§ WHAT TO PRODUCE:
Copy each line of the following data that contains "JSON".

§ Stored items from a collection:
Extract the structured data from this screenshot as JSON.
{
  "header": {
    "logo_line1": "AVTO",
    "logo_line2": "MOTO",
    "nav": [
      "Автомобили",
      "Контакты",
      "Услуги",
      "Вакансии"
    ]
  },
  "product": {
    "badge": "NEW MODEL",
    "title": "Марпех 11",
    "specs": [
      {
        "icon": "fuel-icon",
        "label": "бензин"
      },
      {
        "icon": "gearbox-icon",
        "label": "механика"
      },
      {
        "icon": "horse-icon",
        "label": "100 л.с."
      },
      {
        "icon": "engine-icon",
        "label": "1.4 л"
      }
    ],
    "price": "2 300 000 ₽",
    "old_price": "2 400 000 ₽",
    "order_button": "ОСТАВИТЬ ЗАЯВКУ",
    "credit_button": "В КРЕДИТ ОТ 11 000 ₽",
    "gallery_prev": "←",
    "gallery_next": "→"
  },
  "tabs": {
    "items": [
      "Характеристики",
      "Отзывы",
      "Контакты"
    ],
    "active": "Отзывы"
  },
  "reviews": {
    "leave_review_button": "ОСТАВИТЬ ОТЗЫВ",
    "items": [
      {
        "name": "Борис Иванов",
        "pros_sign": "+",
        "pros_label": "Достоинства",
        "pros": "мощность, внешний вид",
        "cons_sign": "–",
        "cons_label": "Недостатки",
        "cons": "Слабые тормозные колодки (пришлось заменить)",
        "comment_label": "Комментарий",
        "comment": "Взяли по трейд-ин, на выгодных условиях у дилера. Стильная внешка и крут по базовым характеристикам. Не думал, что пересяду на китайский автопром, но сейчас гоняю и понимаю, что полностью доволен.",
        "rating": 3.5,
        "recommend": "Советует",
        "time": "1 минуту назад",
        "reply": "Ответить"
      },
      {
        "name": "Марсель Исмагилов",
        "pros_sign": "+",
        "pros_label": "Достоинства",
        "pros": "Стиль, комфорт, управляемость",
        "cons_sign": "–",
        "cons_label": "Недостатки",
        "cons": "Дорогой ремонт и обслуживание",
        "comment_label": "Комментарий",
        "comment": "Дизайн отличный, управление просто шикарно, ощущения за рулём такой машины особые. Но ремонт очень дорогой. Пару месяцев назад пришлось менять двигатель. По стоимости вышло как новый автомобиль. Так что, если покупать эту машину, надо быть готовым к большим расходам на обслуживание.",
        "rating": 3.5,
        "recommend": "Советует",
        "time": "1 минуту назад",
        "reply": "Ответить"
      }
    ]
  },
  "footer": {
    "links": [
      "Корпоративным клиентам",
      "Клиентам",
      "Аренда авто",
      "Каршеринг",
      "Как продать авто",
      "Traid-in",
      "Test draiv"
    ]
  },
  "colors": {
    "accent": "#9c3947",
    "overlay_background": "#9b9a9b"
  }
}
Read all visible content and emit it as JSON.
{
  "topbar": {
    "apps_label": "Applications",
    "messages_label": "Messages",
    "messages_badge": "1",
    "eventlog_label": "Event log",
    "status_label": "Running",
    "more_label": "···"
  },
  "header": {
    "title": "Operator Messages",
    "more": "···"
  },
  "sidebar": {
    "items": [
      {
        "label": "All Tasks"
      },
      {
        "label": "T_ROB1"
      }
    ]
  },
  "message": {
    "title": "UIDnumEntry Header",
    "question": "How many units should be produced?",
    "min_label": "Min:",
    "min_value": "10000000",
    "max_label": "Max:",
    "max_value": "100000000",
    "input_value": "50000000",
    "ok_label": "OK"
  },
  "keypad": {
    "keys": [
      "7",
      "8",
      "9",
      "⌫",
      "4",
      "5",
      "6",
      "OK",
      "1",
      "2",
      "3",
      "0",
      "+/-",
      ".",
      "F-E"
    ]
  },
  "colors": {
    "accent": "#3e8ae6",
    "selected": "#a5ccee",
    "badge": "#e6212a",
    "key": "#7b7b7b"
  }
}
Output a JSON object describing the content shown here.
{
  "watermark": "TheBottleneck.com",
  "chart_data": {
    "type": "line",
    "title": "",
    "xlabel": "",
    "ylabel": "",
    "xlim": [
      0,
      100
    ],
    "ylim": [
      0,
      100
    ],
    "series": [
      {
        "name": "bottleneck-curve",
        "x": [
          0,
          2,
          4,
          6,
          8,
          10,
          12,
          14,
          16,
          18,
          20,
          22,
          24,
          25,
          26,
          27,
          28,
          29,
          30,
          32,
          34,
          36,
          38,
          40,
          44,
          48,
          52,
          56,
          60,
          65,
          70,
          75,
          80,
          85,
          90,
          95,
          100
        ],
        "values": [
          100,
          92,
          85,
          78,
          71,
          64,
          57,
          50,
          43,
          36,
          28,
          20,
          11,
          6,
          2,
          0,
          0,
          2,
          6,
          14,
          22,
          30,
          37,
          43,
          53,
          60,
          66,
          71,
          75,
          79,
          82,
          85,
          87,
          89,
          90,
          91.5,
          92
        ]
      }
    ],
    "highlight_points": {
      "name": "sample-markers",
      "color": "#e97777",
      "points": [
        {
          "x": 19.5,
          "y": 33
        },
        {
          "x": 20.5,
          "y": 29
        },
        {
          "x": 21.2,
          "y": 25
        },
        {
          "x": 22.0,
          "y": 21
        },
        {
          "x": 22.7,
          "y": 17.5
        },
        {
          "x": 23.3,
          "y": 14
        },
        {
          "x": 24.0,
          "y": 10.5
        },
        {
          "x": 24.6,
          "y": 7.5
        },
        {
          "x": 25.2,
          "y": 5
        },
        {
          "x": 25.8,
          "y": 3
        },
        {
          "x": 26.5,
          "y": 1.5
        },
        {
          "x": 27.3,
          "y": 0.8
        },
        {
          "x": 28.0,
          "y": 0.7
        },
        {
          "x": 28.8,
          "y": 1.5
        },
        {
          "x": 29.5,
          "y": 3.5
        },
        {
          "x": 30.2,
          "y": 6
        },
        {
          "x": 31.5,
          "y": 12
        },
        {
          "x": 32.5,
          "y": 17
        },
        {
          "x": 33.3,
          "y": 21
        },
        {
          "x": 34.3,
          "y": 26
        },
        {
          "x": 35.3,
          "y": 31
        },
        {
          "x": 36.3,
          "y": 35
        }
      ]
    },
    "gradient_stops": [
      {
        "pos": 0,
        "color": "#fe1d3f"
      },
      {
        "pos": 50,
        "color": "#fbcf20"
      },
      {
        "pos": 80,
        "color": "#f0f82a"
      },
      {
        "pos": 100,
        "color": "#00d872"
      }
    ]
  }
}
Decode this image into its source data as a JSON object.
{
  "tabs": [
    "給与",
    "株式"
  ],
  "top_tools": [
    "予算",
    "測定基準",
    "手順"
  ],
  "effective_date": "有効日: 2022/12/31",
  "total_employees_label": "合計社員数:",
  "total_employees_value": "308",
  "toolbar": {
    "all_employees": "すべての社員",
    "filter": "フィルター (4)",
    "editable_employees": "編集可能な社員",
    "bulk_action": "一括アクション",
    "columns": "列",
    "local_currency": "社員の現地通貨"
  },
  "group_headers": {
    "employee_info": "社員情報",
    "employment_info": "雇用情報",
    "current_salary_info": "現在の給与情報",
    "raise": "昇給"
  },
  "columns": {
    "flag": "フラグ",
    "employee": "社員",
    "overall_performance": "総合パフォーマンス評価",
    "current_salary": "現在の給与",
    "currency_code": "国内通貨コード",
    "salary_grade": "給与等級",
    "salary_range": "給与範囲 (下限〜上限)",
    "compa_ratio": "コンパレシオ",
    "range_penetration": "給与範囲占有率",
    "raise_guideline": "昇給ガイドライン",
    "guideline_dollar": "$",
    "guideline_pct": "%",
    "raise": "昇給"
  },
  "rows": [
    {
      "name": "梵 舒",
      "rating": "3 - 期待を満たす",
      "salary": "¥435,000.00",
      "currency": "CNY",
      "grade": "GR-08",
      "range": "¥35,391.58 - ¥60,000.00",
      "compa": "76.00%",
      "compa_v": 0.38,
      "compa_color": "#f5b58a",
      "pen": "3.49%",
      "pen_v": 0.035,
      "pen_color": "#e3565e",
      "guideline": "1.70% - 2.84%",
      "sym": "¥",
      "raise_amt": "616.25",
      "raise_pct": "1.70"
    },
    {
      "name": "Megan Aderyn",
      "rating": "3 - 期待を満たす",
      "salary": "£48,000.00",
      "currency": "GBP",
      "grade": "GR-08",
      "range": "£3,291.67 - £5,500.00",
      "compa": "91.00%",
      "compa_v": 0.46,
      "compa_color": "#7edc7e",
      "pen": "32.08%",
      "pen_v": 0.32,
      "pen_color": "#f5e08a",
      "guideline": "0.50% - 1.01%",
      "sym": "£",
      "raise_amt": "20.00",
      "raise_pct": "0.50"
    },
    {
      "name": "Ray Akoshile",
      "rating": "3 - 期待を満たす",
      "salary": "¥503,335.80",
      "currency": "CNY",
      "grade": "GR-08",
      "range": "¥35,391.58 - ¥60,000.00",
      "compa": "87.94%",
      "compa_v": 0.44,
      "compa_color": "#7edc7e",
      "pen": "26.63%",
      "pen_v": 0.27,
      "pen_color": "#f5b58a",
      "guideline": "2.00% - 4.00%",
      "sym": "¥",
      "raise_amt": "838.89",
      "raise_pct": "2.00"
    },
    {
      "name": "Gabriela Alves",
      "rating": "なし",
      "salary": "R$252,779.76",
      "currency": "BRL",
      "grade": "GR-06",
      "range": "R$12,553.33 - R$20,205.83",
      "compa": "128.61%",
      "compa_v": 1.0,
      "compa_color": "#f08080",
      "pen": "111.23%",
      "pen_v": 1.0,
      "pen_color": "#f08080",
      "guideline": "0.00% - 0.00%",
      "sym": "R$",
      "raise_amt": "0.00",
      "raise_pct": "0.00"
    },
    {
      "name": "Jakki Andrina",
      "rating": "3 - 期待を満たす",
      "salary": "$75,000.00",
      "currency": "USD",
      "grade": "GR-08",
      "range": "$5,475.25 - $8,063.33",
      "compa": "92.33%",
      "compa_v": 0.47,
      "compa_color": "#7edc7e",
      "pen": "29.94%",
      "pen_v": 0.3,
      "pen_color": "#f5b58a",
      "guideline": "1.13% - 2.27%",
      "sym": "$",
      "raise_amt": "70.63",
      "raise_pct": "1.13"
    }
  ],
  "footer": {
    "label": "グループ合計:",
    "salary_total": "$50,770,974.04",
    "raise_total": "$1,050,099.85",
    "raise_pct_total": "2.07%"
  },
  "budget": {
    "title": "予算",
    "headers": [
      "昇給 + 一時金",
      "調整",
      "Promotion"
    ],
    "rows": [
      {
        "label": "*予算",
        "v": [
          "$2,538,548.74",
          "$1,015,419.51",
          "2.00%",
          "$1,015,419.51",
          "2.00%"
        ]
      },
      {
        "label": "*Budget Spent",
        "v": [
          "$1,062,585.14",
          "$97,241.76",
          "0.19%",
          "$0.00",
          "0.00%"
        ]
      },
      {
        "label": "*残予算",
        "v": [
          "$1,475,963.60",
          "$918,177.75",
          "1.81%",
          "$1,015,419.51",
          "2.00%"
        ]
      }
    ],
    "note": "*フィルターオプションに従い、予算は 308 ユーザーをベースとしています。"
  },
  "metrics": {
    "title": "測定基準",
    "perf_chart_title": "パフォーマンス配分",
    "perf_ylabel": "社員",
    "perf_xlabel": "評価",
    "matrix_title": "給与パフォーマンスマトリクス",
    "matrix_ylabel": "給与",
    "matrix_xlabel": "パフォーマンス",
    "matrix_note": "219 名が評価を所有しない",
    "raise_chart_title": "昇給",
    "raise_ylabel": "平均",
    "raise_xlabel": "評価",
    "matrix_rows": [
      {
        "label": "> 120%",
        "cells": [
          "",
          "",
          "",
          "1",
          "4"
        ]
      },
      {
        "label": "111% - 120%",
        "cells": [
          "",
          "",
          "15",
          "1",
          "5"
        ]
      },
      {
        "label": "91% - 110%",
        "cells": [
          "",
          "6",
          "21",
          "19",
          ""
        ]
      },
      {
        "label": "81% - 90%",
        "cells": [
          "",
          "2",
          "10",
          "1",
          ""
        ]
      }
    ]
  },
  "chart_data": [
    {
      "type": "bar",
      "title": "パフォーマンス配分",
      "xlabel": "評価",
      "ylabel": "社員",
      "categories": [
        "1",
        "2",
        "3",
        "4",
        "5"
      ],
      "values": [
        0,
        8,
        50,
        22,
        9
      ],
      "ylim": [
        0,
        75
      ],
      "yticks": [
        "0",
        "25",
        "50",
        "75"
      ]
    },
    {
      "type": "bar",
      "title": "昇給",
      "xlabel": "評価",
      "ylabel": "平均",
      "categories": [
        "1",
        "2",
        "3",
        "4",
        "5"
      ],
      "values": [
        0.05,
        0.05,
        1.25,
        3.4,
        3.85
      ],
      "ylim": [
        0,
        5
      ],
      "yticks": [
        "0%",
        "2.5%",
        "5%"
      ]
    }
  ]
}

§ ANSWER SECTION:
Extract the structured data from this screenshot as JSON.
Read all visible content and emit it as JSON.
Output a JSON object describing the content shown here.
Decode this image into its source data as a JSON object.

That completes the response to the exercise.